Vitamin D Need and Source

Sunshine with Vitamin D in center
Photo – Canva.com

Vitamin D is vital to proper bodily functions.  While sunlight is the primary source of vitamin D, spending time outdoors in the sunlight may be limited or not possible.  In cases of limited sunlight, alternative ways to get the daily intake of Vitamin D may be necessary.

Vitamin D is a fat soluble vitamin essential for bone health and helping the body absorb and use calcium to build and keep bones and teeth strong reducing the risk of osteoporosis and fractures. It also been shown to reduce cancer cell growth and inflammation, build the immune system, and regulate cell growth.

Vitamin D is often considered the “sunshine” vitamin. This is because a Vitamin D precursor is produced in the skin upon exposure to the ultraviolet B rays of the sun. This precursor travels through the bloodstream to the liver and kidneys where it is turned into the active form of Vitamin D. Typically 5 to 15 minutes three times a week with exposure to the sun on bare skin is more than enough to get the benefits. Of course that effectiveness is affected by several things: geographic location, sunscreen use, skin color, age, limited fat absorption, age, and other factors.

Some foods, fortified foods, and supplements are alternative sources of Vitamin D.  Foods that are good sources of Vitamin D include egg yolks, milk, cheese, fatty fish like salmon, tuna and mackerel, sardines, beef liver and UV-exposed mushrooms. Vitamin D fortified products include some cereals, bread, orange juice, yogurt, dairy and plant-based milk.  The National Institute of Health says that “obtaining sufficient Vitamin D from natural (nonfortified) food sources alone is difficult. For many people, consuming Vitamin D-fortified foods and exposing themselves to some sunlight are essential for maintaining a healthy vitamin D status.”

When getting a daily dose of Vitamin D from foods and/or sunlight is a problem, dietary supplements may be needed to meet Vitamin D requirements.  The National Institute of Health table below shows the current RDA for Vitamin D.  Because Vitamin D is a fat soluble vitamin, it is best to take the supplement with food. Always consult with your medical professional before starting a Vitamin D or any supplement.

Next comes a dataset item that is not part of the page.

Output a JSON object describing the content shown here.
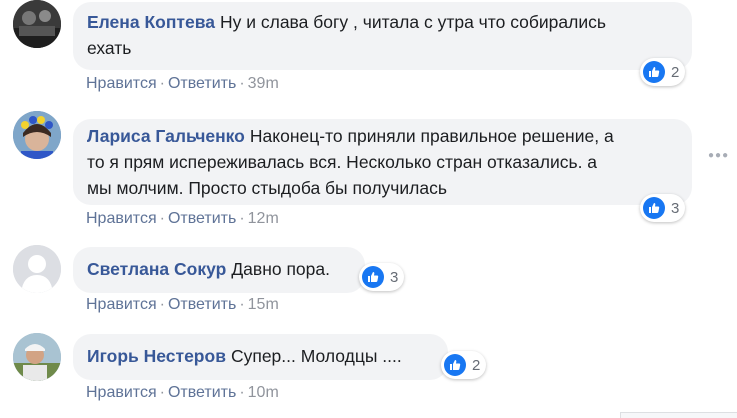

Recommended Dietary Allowances (RDAs) for Vitamin D

Age Male Female Pregnancy Lactation
0-12 months* 10 mcg
(400 IU)
10 mcg
(400 IU)
1–13 years 15 mcg
(600 IU)
15 mcg
(600 IU)
14–18 years 15 mcg
(600 IU)
15 mcg
(600 IU)
15 mcg
(600 IU)
15 mcg
(600 IU)
19–50 years 15 mcg
(600 IU)
15 mcg
(600 IU)
15 mcg
(600 IU)
15 mcg
(600 IU)
51–70 years 15 mcg
(600 IU)
15 mcg
(600 IU)
>70 years 20 mcg
(800 IU)
20 mcg
(800 IU)

Marcia Steed

I graduated from Iowa State University with a degree in Home Economics Education. I enjoy spending time with my family and friends and traveling.

More Posts

AnswerLine

Connect with us!

AnswerLine's Facebook page AnswerLine's Pinterest page
Email: answer@iastate.edu
Phone: (Monday-Friday, 9 am-noon; 1-4 pm)
1-800-262-3804 (in Iowa)
1-800-854-1678 (in Minnesota)

Archives

Categories